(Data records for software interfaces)

· · · · · · ·

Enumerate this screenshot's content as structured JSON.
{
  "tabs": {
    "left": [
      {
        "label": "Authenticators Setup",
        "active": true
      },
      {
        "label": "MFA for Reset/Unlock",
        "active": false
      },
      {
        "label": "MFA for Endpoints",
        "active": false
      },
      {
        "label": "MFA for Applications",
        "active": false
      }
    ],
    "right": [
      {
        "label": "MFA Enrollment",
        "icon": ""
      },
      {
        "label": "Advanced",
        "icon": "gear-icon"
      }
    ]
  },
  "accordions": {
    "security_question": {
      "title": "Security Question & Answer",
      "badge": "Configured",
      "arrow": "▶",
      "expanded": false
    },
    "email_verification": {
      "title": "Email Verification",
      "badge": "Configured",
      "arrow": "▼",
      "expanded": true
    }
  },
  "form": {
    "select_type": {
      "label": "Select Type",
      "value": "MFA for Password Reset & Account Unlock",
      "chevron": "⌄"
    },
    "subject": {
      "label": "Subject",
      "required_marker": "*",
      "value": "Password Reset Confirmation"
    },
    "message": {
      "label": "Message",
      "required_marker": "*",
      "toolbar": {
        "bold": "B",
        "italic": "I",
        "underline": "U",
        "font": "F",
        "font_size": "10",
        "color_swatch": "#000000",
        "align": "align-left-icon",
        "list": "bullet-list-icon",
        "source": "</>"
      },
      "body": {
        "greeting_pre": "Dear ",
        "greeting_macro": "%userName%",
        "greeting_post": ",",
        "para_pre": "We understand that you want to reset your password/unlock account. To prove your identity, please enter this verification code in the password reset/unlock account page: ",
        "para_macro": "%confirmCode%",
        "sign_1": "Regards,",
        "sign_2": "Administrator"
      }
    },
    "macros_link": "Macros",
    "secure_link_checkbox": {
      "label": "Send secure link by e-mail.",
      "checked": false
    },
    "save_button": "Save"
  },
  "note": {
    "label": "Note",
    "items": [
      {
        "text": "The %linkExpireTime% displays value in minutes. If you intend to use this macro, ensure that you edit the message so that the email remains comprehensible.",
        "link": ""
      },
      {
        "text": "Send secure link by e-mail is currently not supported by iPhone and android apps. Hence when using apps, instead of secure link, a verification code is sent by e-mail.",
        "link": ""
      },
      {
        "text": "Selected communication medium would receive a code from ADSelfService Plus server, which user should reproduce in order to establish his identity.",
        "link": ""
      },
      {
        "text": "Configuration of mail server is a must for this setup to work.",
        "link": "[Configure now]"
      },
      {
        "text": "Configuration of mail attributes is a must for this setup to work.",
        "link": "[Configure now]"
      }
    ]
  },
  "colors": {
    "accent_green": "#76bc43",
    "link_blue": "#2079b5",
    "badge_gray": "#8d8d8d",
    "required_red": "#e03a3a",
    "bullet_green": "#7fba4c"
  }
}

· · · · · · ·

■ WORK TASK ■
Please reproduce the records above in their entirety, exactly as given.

■ EXERCISE RESPONSE ■
Enumerate this screenshot's content as structured JSON.
{
  "tabs": {
    "left": [
      {
        "label": "Authenticators Setup",
        "active": true
      },
      {
        "label": "MFA for Reset/Unlock",
        "active": false
      },
      {
        "label": "MFA for Endpoints",
        "active": false
      },
      {
        "label": "MFA for Applications",
        "active": false
      }
    ],
    "right": [
      {
        "label": "MFA Enrollment",
        "icon": ""
      },
      {
        "label": "Advanced",
        "icon": "gear-icon"
      }
    ]
  },
  "accordions": {
    "security_question": {
      "title": "Security Question & Answer",
      "badge": "Configured",
      "arrow": "▶",
      "expanded": false
    },
    "email_verification": {
      "title": "Email Verification",
      "badge": "Configured",
      "arrow": "▼",
      "expanded": true
    }
  },
  "form": {
    "select_type": {
      "label": "Select Type",
      "value": "MFA for Password Reset & Account Unlock",
      "chevron": "⌄"
    },
    "subject": {
      "label": "Subject",
      "required_marker": "*",
      "value": "Password Reset Confirmation"
    },
    "message": {
      "label": "Message",
      "required_marker": "*",
      "toolbar": {
        "bold": "B",
        "italic": "I",
        "underline": "U",
        "font": "F",
        "font_size": "10",
        "color_swatch": "#000000",
        "align": "align-left-icon",
        "list": "bullet-list-icon",
        "source": "</>"
      },
      "body": {
        "greeting_pre": "Dear ",
        "greeting_macro": "%userName%",
        "greeting_post": ",",
        "para_pre": "We understand that you want to reset your password/unlock account. To prove your identity, please enter this verification code in the password reset/unlock account page: ",
        "para_macro": "%confirmCode%",
        "sign_1": "Regards,",
        "sign_2": "Administrator"
      }
    },
    "macros_link": "Macros",
    "secure_link_checkbox": {
      "label": "Send secure link by e-mail.",
      "checked": false
    },
    "save_button": "Save"
  },
  "note": {
    "label": "Note",
    "items": [
      {
        "text": "The %linkExpireTime% displays value in minutes. If you intend to use this macro, ensure that you edit the message so that the email remains comprehensible.",
        "link": ""
      },
      {
        "text": "Send secure link by e-mail is currently not supported by iPhone and android apps. Hence when using apps, instead of secure link, a verification code is sent by e-mail.",
        "link": ""
      },
      {
        "text": "Selected communication medium would receive a code from ADSelfService Plus server, which user should reproduce in order to establish his identity.",
        "link": ""
      },
      {
        "text": "Configuration of mail server is a must for this setup to work.",
        "link": "[Configure now]"
      },
      {
        "text": "Configuration of mail attributes is a must for this setup to work.",
        "link": "[Configure now]"
      }
    ]
  },
  "colors": {
    "accent_green": "#76bc43",
    "link_blue": "#2079b5",
    "badge_gray": "#8d8d8d",
    "required_red": "#e03a3a",
    "bullet_green": "#7fba4c"
  }
}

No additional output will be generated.